Illinois Supreme Court Rules that Workers’ Comp Applies to Everyday Acts
On September 24, 2020, Justice P. Scott Neville Jr. of the Illinois Supreme Court, Justices Thomas Kilbride, Rita Garman, Lloyd Karmeier, Mary Jane Theis, and Chief Justice Anne Burke ruled that the Illinois Workers’ Compensation Commission should not have denied benefits to Kevin McAllister.
The Chicago chef injured his knee when he went from kneeling to standing, an everyday movement required by his job. When McAllister stood, his right knee popped and locked up, requiring surgery and five weeks out from work. However, McAllister did not receive any benefits when he filed for workers’ compensation. The Illinois Workers’ Compensation Commission stated that the act of going from kneeling to standing was not unique to McAllister’s job and was an everyday movement.
McAllister went to the Cook County Circuit Court and the Illinois First District Appellate Court where his appeals were denied. At the Illinois Supreme Court, Justice Neville stated that kneeling was a natural action for a chef to do. Justice Neville looked at the 1989 ruling of Caterpillar Tractor v. Illinois Industrial Commission to make his decision.
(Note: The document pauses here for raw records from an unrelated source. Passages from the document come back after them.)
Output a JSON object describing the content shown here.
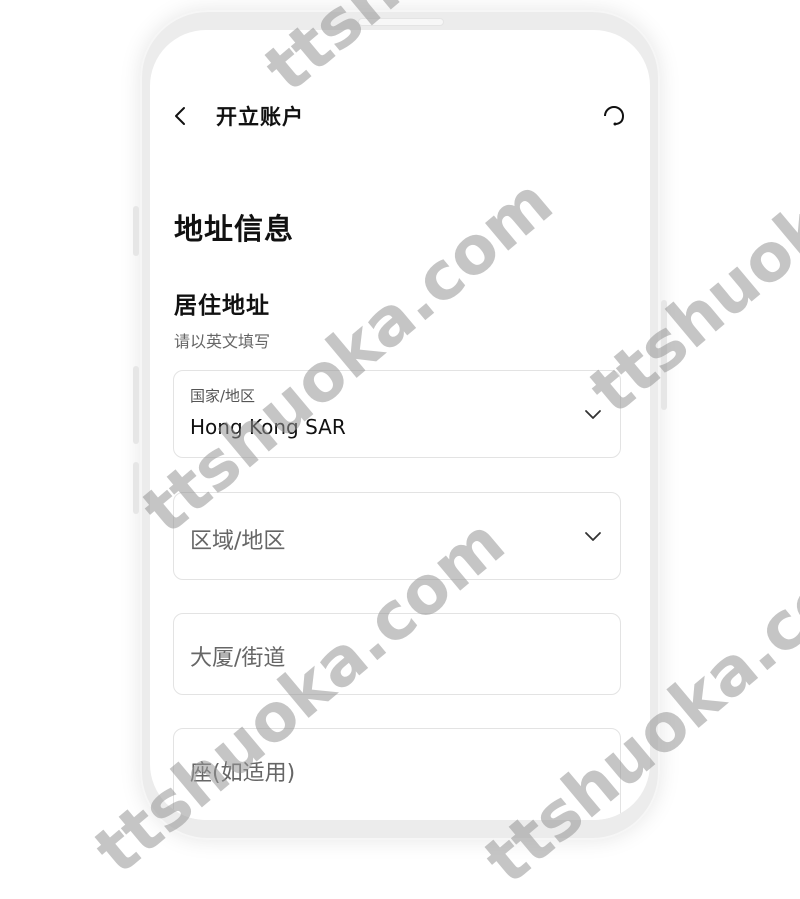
{
  "header": {
    "title": "开立账户",
    "back_icon": "chevron-left-icon",
    "support_icon": "headset-icon"
  },
  "section": {
    "heading": "地址信息",
    "subheading": "居住地址",
    "hint": "请以英文填写"
  },
  "fields": {
    "country": {
      "label": "国家/地区",
      "value": "Hong Kong SAR",
      "icon": "chevron-down-icon"
    },
    "district": {
      "placeholder": "区域/地区",
      "icon": "chevron-down-icon"
    },
    "building": {
      "placeholder": "大厦/街道"
    },
    "block": {
      "placeholder": "座(如适用)"
    }
  },
  "watermark": {
    "text": "ttshuoka.com"
  },
  "colors": {
    "text": "#111111",
    "muted": "#666666",
    "border": "#e3e3e3"
  }
}
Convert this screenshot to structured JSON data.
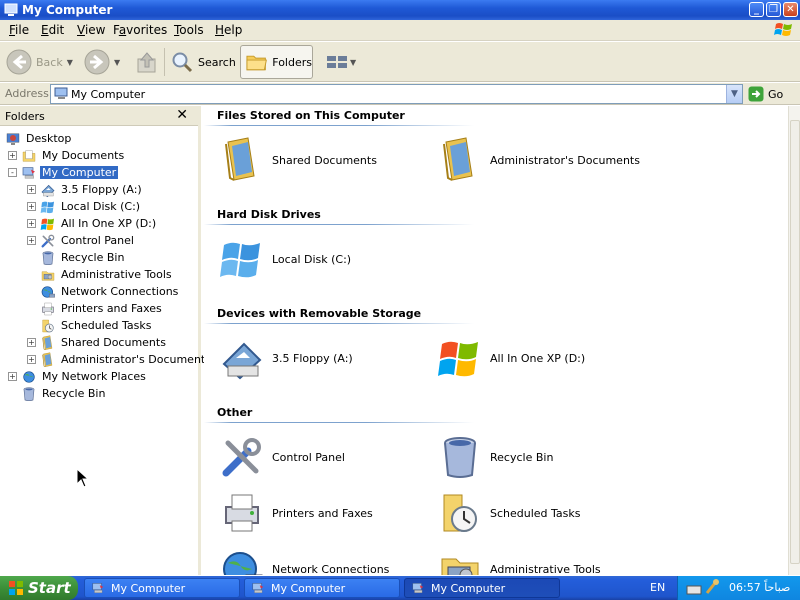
{
  "window": {
    "title": "My Computer"
  },
  "menu": [
    "File",
    "Edit",
    "View",
    "Favorites",
    "Tools",
    "Help"
  ],
  "menu_underline": [
    "F",
    "E",
    "V",
    "a",
    "T",
    "H"
  ],
  "toolbar": {
    "back": "Back",
    "search": "Search",
    "folders": "Folders"
  },
  "address": {
    "label": "Address",
    "value": "My Computer",
    "go": "Go"
  },
  "folders_pane": {
    "header": "Folders",
    "items": [
      {
        "label": "Desktop",
        "icon": "desktop-icon",
        "level": 0,
        "expander": ""
      },
      {
        "label": "My Documents",
        "icon": "my-documents-icon",
        "level": 1,
        "expander": "+"
      },
      {
        "label": "My Computer",
        "icon": "my-computer-icon",
        "level": 1,
        "expander": "-",
        "selected": true
      },
      {
        "label": "3.5 Floppy (A:)",
        "icon": "floppy-icon",
        "level": 2,
        "expander": "+"
      },
      {
        "label": "Local Disk (C:)",
        "icon": "local-disk-icon",
        "level": 2,
        "expander": "+"
      },
      {
        "label": "All In One XP (D:)",
        "icon": "cd-drive-icon",
        "level": 2,
        "expander": "+"
      },
      {
        "label": "Control Panel",
        "icon": "control-panel-icon",
        "level": 2,
        "expander": "+"
      },
      {
        "label": "Recycle Bin",
        "icon": "recycle-bin-icon",
        "level": 2,
        "expander": ""
      },
      {
        "label": "Administrative Tools",
        "icon": "admin-tools-icon",
        "level": 2,
        "expander": ""
      },
      {
        "label": "Network Connections",
        "icon": "network-connections-icon",
        "level": 2,
        "expander": ""
      },
      {
        "label": "Printers and Faxes",
        "icon": "printer-icon",
        "level": 2,
        "expander": ""
      },
      {
        "label": "Scheduled Tasks",
        "icon": "scheduled-tasks-icon",
        "level": 2,
        "expander": ""
      },
      {
        "label": "Shared Documents",
        "icon": "shared-folder-icon",
        "level": 2,
        "expander": "+"
      },
      {
        "label": "Administrator's Documents",
        "icon": "shared-folder-icon",
        "level": 2,
        "expander": "+"
      },
      {
        "label": "My Network Places",
        "icon": "network-places-icon",
        "level": 1,
        "expander": "+"
      },
      {
        "label": "Recycle Bin",
        "icon": "recycle-bin-icon",
        "level": 1,
        "expander": ""
      }
    ]
  },
  "groups": [
    {
      "title": "Files Stored on This Computer",
      "items": [
        {
          "label": "Shared Documents",
          "icon": "shared-folder-icon"
        },
        {
          "label": "Administrator's Documents",
          "icon": "shared-folder-icon"
        }
      ]
    },
    {
      "title": "Hard Disk Drives",
      "items": [
        {
          "label": "Local Disk (C:)",
          "icon": "local-disk-icon"
        }
      ]
    },
    {
      "title": "Devices with Removable Storage",
      "items": [
        {
          "label": "3.5 Floppy (A:)",
          "icon": "floppy-icon"
        },
        {
          "label": "All In One XP (D:)",
          "icon": "cd-drive-icon"
        }
      ]
    },
    {
      "title": "Other",
      "items": [
        {
          "label": "Control Panel",
          "icon": "control-panel-icon"
        },
        {
          "label": "Recycle Bin",
          "icon": "recycle-bin-icon"
        },
        {
          "label": "Printers and Faxes",
          "icon": "printer-icon"
        },
        {
          "label": "Scheduled Tasks",
          "icon": "scheduled-tasks-icon"
        },
        {
          "label": "Network Connections",
          "icon": "network-connections-icon"
        },
        {
          "label": "Administrative Tools",
          "icon": "admin-tools-icon"
        }
      ]
    }
  ],
  "taskbar": {
    "start": "Start",
    "tasks": [
      {
        "label": "My Computer"
      },
      {
        "label": "My Computer"
      },
      {
        "label": "My Computer",
        "active": true
      }
    ],
    "language": "EN",
    "clock": "06:57 صباحاً"
  }
}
The ruling said that actions connected to employment are worthy of compensation, even if they are common bodily movements.
Future of Workers’ Compensation Claims
The state Supreme Court granted McAllister his compensation and stated that the Illinois Workers’ Compensation was in the wrong for denying him benefits. Through this decision, the Illinois Supreme Court has now set a precedent on workers’ compensation rulings.
By overturning Adcock v. Illinois Workers’ Compensation Comm’n, which stated that injuries resulting from everyday risk are not able to be compensated through the Workers’ Compensation Act, this major Supreme Court ruling could impact all future workers’ compensation claims. This decision could also result in an influx of claims involving workplace injuries that result from everyday movement.
Ask an Attorney about Workers’ Compensation for Everyday Acts
If you have questions about how this Supreme Court decision could impact you or your potential case, contact the Law Offices of R.F. Wittmeyer, Ltd. One of our experienced attorneys could further explain the changes and their impact on your workers’ compensation claim.